▸ **Work to be completed**
Nothing is to be altered. Print each record in full.

▸ **The input**
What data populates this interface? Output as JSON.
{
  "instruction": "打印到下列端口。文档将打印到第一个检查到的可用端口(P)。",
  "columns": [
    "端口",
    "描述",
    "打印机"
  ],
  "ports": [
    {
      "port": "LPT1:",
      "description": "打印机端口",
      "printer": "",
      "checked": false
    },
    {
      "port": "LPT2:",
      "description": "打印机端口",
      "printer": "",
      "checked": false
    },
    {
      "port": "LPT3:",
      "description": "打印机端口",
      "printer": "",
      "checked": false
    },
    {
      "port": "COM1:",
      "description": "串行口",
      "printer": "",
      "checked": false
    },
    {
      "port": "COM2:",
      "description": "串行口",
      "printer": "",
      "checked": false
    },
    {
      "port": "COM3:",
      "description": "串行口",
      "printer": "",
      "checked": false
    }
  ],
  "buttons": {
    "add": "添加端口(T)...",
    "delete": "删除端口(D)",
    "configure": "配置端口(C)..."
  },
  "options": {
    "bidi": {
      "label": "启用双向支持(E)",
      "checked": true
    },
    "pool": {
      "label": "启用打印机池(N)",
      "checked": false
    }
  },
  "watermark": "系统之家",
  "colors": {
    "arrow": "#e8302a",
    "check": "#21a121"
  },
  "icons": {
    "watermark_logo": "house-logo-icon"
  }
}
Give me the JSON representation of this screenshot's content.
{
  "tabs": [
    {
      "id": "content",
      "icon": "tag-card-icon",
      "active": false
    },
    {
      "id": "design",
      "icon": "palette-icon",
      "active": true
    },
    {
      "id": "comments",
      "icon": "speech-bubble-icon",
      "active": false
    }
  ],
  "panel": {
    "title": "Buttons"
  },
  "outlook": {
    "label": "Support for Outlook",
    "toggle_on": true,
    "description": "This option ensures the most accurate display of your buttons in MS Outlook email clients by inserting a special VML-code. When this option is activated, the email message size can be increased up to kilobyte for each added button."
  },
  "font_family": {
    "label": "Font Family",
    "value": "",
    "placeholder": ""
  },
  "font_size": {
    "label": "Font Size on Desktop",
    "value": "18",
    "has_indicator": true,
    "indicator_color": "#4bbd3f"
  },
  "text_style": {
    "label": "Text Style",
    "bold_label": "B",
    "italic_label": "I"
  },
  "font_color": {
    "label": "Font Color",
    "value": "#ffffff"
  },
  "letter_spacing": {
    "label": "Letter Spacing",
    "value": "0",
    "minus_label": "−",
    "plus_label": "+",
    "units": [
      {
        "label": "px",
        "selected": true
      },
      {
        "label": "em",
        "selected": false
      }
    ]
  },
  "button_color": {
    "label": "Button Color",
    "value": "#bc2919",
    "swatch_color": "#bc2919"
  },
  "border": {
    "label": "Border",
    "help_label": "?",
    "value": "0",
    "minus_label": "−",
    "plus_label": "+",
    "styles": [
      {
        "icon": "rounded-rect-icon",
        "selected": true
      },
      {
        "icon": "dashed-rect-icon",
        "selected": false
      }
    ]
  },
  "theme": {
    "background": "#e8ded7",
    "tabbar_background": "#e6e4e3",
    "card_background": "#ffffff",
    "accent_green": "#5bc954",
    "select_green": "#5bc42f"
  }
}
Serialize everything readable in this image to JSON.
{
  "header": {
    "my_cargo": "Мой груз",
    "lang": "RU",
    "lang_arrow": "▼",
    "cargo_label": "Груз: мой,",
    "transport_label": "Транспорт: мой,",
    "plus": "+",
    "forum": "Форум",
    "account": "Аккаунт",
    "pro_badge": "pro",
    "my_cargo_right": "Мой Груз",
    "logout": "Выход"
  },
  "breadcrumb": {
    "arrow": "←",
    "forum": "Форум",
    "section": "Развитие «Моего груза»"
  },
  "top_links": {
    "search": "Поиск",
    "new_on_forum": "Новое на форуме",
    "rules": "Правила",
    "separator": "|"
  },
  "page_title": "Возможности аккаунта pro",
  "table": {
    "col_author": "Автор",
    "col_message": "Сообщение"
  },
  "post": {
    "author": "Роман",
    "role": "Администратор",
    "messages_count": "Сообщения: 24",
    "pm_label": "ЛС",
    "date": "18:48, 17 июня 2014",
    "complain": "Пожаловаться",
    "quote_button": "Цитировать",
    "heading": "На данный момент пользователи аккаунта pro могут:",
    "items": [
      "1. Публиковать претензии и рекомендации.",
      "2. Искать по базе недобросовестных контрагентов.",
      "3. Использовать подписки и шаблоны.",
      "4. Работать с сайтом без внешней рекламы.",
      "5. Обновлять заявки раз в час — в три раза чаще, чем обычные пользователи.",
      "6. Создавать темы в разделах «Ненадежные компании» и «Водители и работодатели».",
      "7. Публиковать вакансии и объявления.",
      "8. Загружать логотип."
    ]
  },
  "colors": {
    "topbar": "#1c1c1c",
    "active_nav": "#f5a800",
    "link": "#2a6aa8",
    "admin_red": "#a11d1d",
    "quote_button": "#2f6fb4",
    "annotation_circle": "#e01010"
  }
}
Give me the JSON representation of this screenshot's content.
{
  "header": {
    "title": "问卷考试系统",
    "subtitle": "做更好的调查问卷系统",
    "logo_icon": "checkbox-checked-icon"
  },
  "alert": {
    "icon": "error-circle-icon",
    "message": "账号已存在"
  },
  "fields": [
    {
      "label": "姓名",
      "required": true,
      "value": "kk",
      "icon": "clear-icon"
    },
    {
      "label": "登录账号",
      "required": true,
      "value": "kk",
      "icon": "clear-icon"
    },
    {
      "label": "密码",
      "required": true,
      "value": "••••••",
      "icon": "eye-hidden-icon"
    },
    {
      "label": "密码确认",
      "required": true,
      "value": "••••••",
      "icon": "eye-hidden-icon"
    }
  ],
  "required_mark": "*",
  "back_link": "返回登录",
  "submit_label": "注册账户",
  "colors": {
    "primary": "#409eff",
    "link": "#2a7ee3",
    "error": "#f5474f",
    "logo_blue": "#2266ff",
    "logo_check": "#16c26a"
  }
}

▸ **Answer box**
What data populates this interface? Output as JSON.
{
  "instruction": "打印到下列端口。文档将打印到第一个检查到的可用端口(P)。",
  "columns": [
    "端口",
    "描述",
    "打印机"
  ],
  "ports": [
    {
      "port": "LPT1:",
      "description": "打印机端口",
      "printer": "",
      "checked": false
    },
    {
      "port": "LPT2:",
      "description": "打印机端口",
      "printer": "",
      "checked": false
    },
    {
      "port": "LPT3:",
      "description": "打印机端口",
      "printer": "",
      "checked": false
    },
    {
      "port": "COM1:",
      "description": "串行口",
      "printer": "",
      "checked": false
    },
    {
      "port": "COM2:",
      "description": "串行口",
      "printer": "",
      "checked": false
    },
    {
      "port": "COM3:",
      "description": "串行口",
      "printer": "",
      "checked": false
    }
  ],
  "buttons": {
    "add": "添加端口(T)...",
    "delete": "删除端口(D)",
    "configure": "配置端口(C)..."
  },
  "options": {
    "bidi": {
      "label": "启用双向支持(E)",
      "checked": true
    },
    "pool": {
      "label": "启用打印机池(N)",
      "checked": false
    }
  },
  "watermark": "系统之家",
  "colors": {
    "arrow": "#e8302a",
    "check": "#21a121"
  },
  "icons": {
    "watermark_logo": "house-logo-icon"
  }
}
Give me the JSON representation of this screenshot's content.
{
  "tabs": [
    {
      "id": "content",
      "icon": "tag-card-icon",
      "active": false
    },
    {
      "id": "design",
      "icon": "palette-icon",
      "active": true
    },
    {
      "id": "comments",
      "icon": "speech-bubble-icon",
      "active": false
    }
  ],
  "panel": {
    "title": "Buttons"
  },
  "outlook": {
    "label": "Support for Outlook",
    "toggle_on": true,
    "description": "This option ensures the most accurate display of your buttons in MS Outlook email clients by inserting a special VML-code. When this option is activated, the email message size can be increased up to kilobyte for each added button."
  },
  "font_family": {
    "label": "Font Family",
    "value": "",
    "placeholder": ""
  },
  "font_size": {
    "label": "Font Size on Desktop",
    "value": "18",
    "has_indicator": true,
    "indicator_color": "#4bbd3f"
  },
  "text_style": {
    "label": "Text Style",
    "bold_label": "B",
    "italic_label": "I"
  },
  "font_color": {
    "label": "Font Color",
    "value": "#ffffff"
  },
  "letter_spacing": {
    "label": "Letter Spacing",
    "value": "0",
    "minus_label": "−",
    "plus_label": "+",
    "units": [
      {
        "label": "px",
        "selected": true
      },
      {
        "label": "em",
        "selected": false
      }
    ]
  },
  "button_color": {
    "label": "Button Color",
    "value": "#bc2919",
    "swatch_color": "#bc2919"
  },
  "border": {
    "label": "Border",
    "help_label": "?",
    "value": "0",
    "minus_label": "−",
    "plus_label": "+",
    "styles": [
      {
        "icon": "rounded-rect-icon",
        "selected": true
      },
      {
        "icon": "dashed-rect-icon",
        "selected": false
      }
    ]
  },
  "theme": {
    "background": "#e8ded7",
    "tabbar_background": "#e6e4e3",
    "card_background": "#ffffff",
    "accent_green": "#5bc954",
    "select_green": "#5bc42f"
  }
}
Serialize everything readable in this image to JSON.
{
  "header": {
    "my_cargo": "Мой груз",
    "lang": "RU",
    "lang_arrow": "▼",
    "cargo_label": "Груз: мой,",
    "transport_label": "Транспорт: мой,",
    "plus": "+",
    "forum": "Форум",
    "account": "Аккаунт",
    "pro_badge": "pro",
    "my_cargo_right": "Мой Груз",
    "logout": "Выход"
  },
  "breadcrumb": {
    "arrow": "←",
    "forum": "Форум",
    "section": "Развитие «Моего груза»"
  },
  "top_links": {
    "search": "Поиск",
    "new_on_forum": "Новое на форуме",
    "rules": "Правила",
    "separator": "|"
  },
  "page_title": "Возможности аккаунта pro",
  "table": {
    "col_author": "Автор",
    "col_message": "Сообщение"
  },
  "post": {
    "author": "Роман",
    "role": "Администратор",
    "messages_count": "Сообщения: 24",
    "pm_label": "ЛС",
    "date": "18:48, 17 июня 2014",
    "complain": "Пожаловаться",
    "quote_button": "Цитировать",
    "heading": "На данный момент пользователи аккаунта pro могут:",
    "items": [
      "1. Публиковать претензии и рекомендации.",
      "2. Искать по базе недобросовестных контрагентов.",
      "3. Использовать подписки и шаблоны.",
      "4. Работать с сайтом без внешней рекламы.",
      "5. Обновлять заявки раз в час — в три раза чаще, чем обычные пользователи.",
      "6. Создавать темы в разделах «Ненадежные компании» и «Водители и работодатели».",
      "7. Публиковать вакансии и объявления.",
      "8. Загружать логотип."
    ]
  },
  "colors": {
    "topbar": "#1c1c1c",
    "active_nav": "#f5a800",
    "link": "#2a6aa8",
    "admin_red": "#a11d1d",
    "quote_button": "#2f6fb4",
    "annotation_circle": "#e01010"
  }
}
Give me the JSON representation of this screenshot's content.
{
  "header": {
    "title": "问卷考试系统",
    "subtitle": "做更好的调查问卷系统",
    "logo_icon": "checkbox-checked-icon"
  },
  "alert": {
    "icon": "error-circle-icon",
    "message": "账号已存在"
  },
  "fields": [
    {
      "label": "姓名",
      "required": true,
      "value": "kk",
      "icon": "clear-icon"
    },
    {
      "label": "登录账号",
      "required": true,
      "value": "kk",
      "icon": "clear-icon"
    },
    {
      "label": "密码",
      "required": true,
      "value": "••••••",
      "icon": "eye-hidden-icon"
    },
    {
      "label": "密码确认",
      "required": true,
      "value": "••••••",
      "icon": "eye-hidden-icon"
    }
  ],
  "required_mark": "*",
  "back_link": "返回登录",
  "submit_label": "注册账户",
  "colors": {
    "primary": "#409eff",
    "link": "#2a7ee3",
    "error": "#f5474f",
    "logo_blue": "#2266ff",
    "logo_check": "#16c26a"
  }
}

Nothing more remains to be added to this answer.